Clockwise from top left: Teruko Kushi, Soft Geometry, Caroline Chao. Photos © Angela Hau

Make-Do by Marta x Catalog Sale

Chairs by Sarah Burns, Sam Brockman, Shaina Tabak

Wentrcek/Zebulon / Untitled Quilt Chair, c. 1880s / Sebastijan Jemec & Georgia McGovern / Miles Huston / Untitled Crate Chair, c. 1940s

Untitled Wheelbarrow Chair, c. 1850s, chair by Brendan Timmins. Photos © Jason Lê

Chair by Wentrcek/Zebulon

Chair by Isabel Rower

Chair by Brendan Timmins

Chair bye Sarah Burns

Chair by Sam Brockman

Chair by Chen & Kai. Photos © Avi Kovacevich

Public Access at Naval Cemetery Landscape

Picket Fence Furniture by Allan Wexler

Bee Eaters by Grain

Bike Repair Stool by Jonah Takagi & Pete Oyler

Opossum Shelter by Jorge Diego Etienne

Piyo Piyo Birdhouse by Kazuki Guzman

Give & Take by Ladies & Gentleman Studio

Shaker Seed Library by Ladies & Gentlemen Studio

Pallet Stools by Minus Furniture

One Love Community Living Fridge by Various Projects

Rain River by Vera & Kyte.
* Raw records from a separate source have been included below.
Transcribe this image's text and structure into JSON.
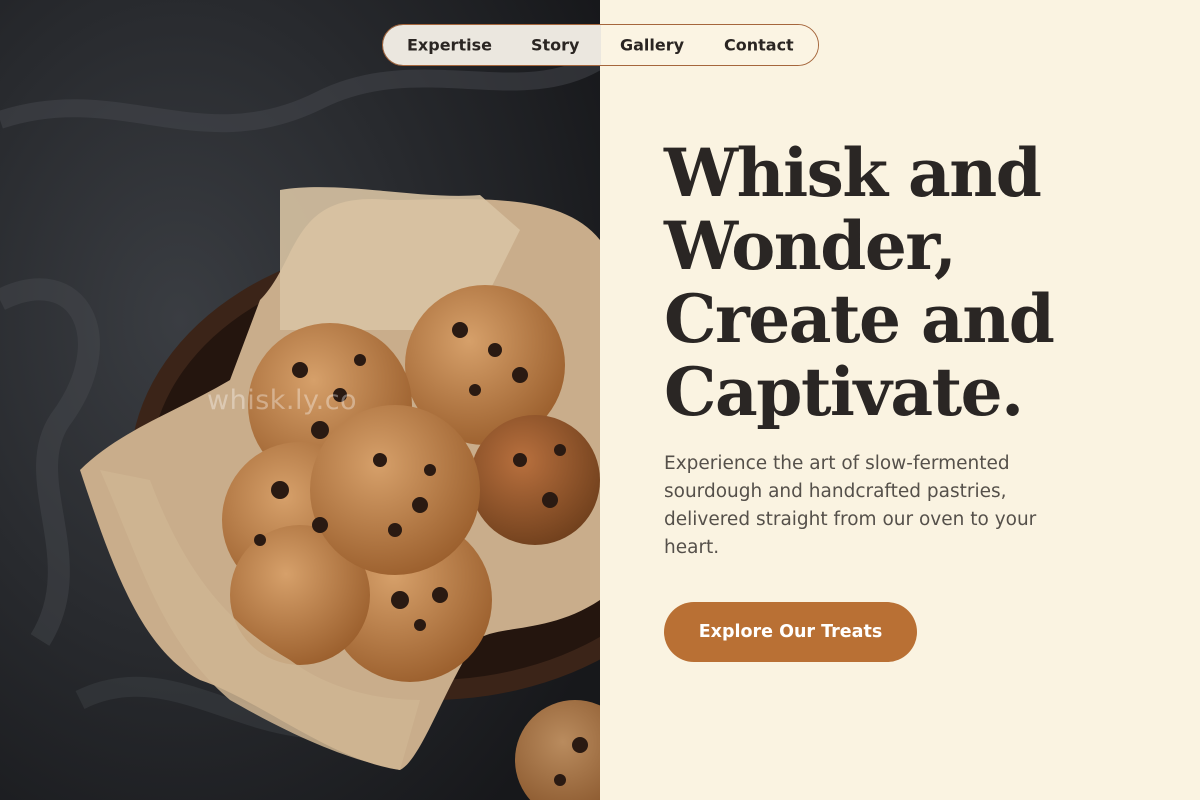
{
  "nav": {
    "items": [
      {
        "label": "Expertise"
      },
      {
        "label": "Story"
      },
      {
        "label": "Gallery"
      },
      {
        "label": "Contact"
      }
    ]
  },
  "hero": {
    "image_watermark": "whisk.ly.co",
    "title_lines": [
      "Whisk and",
      "Wonder,",
      "Create and",
      "Captivate."
    ],
    "subtitle": "Experience the art of slow-fermented sourdough and handcrafted pastries, delivered straight from our oven to your heart.",
    "cta_label": "Explore Our Treats"
  },
  "colors": {
    "background": "#faf3e1",
    "accent": "#b97034",
    "heading": "#2a2624",
    "nav_border": "#a5663c"
  }
}
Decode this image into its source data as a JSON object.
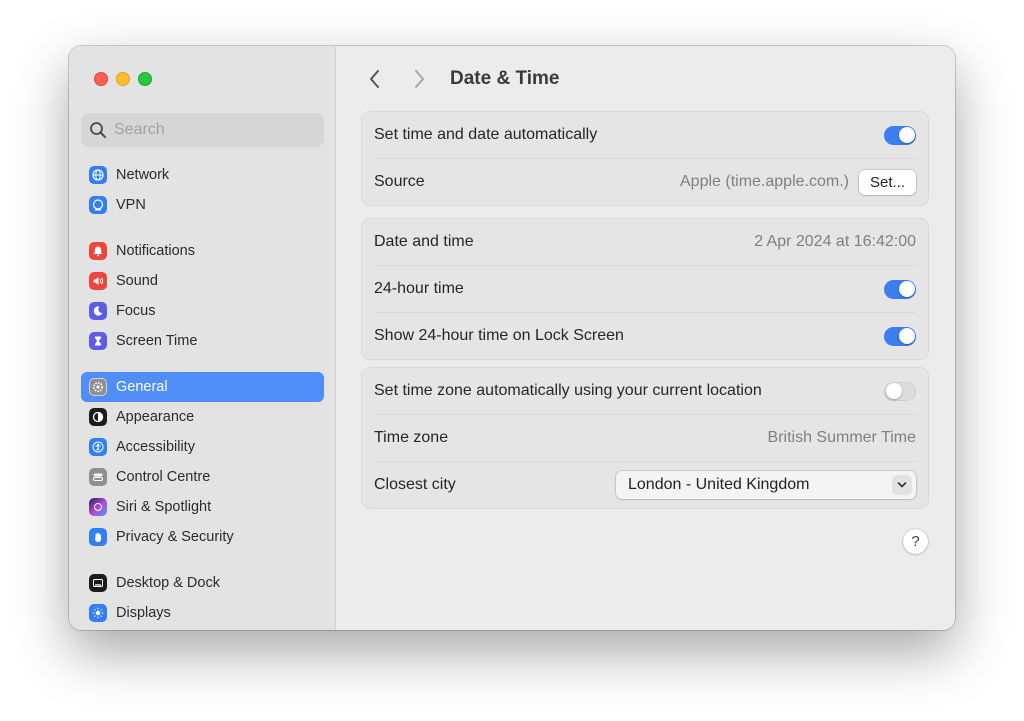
{
  "window": {
    "title": "Date & Time",
    "back_icon": "chevron-left-icon",
    "forward_icon": "chevron-right-icon"
  },
  "search": {
    "placeholder": "Search",
    "icon": "magnifier-icon"
  },
  "sidebar": {
    "items": [
      {
        "label": "Network",
        "icon": "network-globe-icon",
        "color": "#2f7ff5"
      },
      {
        "label": "VPN",
        "icon": "vpn-globe-icon",
        "color": "#2f7ff5"
      },
      {
        "label": "Notifications",
        "icon": "bell-icon",
        "color": "#f0453f"
      },
      {
        "label": "Sound",
        "icon": "speaker-icon",
        "color": "#f0453f"
      },
      {
        "label": "Focus",
        "icon": "moon-icon",
        "color": "#5e5ce6"
      },
      {
        "label": "Screen Time",
        "icon": "hourglass-icon",
        "color": "#5e5ce6"
      },
      {
        "label": "General",
        "icon": "gear-icon",
        "color": "#8e8e93",
        "active": true
      },
      {
        "label": "Appearance",
        "icon": "appearance-icon",
        "color": "#1c1c1e"
      },
      {
        "label": "Accessibility",
        "icon": "accessibility-icon",
        "color": "#2f7ff5"
      },
      {
        "label": "Control Centre",
        "icon": "control-centre-icon",
        "color": "#8e8e93"
      },
      {
        "label": "Siri & Spotlight",
        "icon": "siri-icon",
        "color": "#b74bd9"
      },
      {
        "label": "Privacy & Security",
        "icon": "hand-icon",
        "color": "#2f7ff5"
      },
      {
        "label": "Desktop & Dock",
        "icon": "dock-icon",
        "color": "#1c1c1e"
      },
      {
        "label": "Displays",
        "icon": "sun-icon",
        "color": "#2f7ff5"
      }
    ]
  },
  "groups": {
    "auto_time": {
      "set_auto_label": "Set time and date automatically",
      "set_auto_on": true,
      "source_label": "Source",
      "source_value": "Apple (time.apple.com.)",
      "set_button": "Set..."
    },
    "format": {
      "date_time_label": "Date and time",
      "date_time_value": "2 Apr 2024 at 16:42:00",
      "hour24_label": "24-hour time",
      "hour24_on": true,
      "lock_label": "Show 24-hour time on Lock Screen",
      "lock_on": true
    },
    "timezone": {
      "auto_tz_label": "Set time zone automatically using your current location",
      "auto_tz_on": false,
      "tz_label": "Time zone",
      "tz_value": "British Summer Time",
      "city_label": "Closest city",
      "city_value": "London - United Kingdom"
    }
  },
  "help_label": "?",
  "colors": {
    "accent": "#3a7ef0",
    "selection": "#4f8ef7"
  }
}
Photos © John Daniel Powers.

Liz Lenny‘s “And to Hold” at Nomia

Photography by Marc Santos. Florals by Isabel Mendoza (Floret).

Sophie Lou Jacobsen‘s Coral Collection for La Romaine Editions + Sunfish

Photos © Brian W. Ferry

The Knockoff Show at Colony

A Space


Erickson Aesthetics

Bec Brittain

Snake Eyes by Egg Collective

Blue Green Works

Photos © Joseph de Leo

Archival by Tom Delavan for Beni Rugs

Photos © Billal Taright

Izra by General Assembly and Salam Hello

Photos © William Jess Laird

Areaware at Colbo

Pluma Stools by Steven Bukowski + Chen & Kai’s Stacking Planter

Pluma Stools by Steven Bukowski

Doko Lamps by Talbot & Yoon 

Chen & Kai’s Stacking Planter. Photos © Alyson Redding.

The Onna Collection by Swell Studio for Lovehouse

Photos © Joseph Kramm

Passage by Astraeus Clarke

Lights by Astraeus Clarke, seating by Umberto Bellardo Ricci, vases by Studio POA

Lighting by Astraeus Clarke, seating by Studio POA

Light by Astraeus Clarke, mirror and table by Alexis & Ginger, vase by Studio POA

Light by Astraeus Clarke, vases by Studio POA

Unbroken by Slash Objects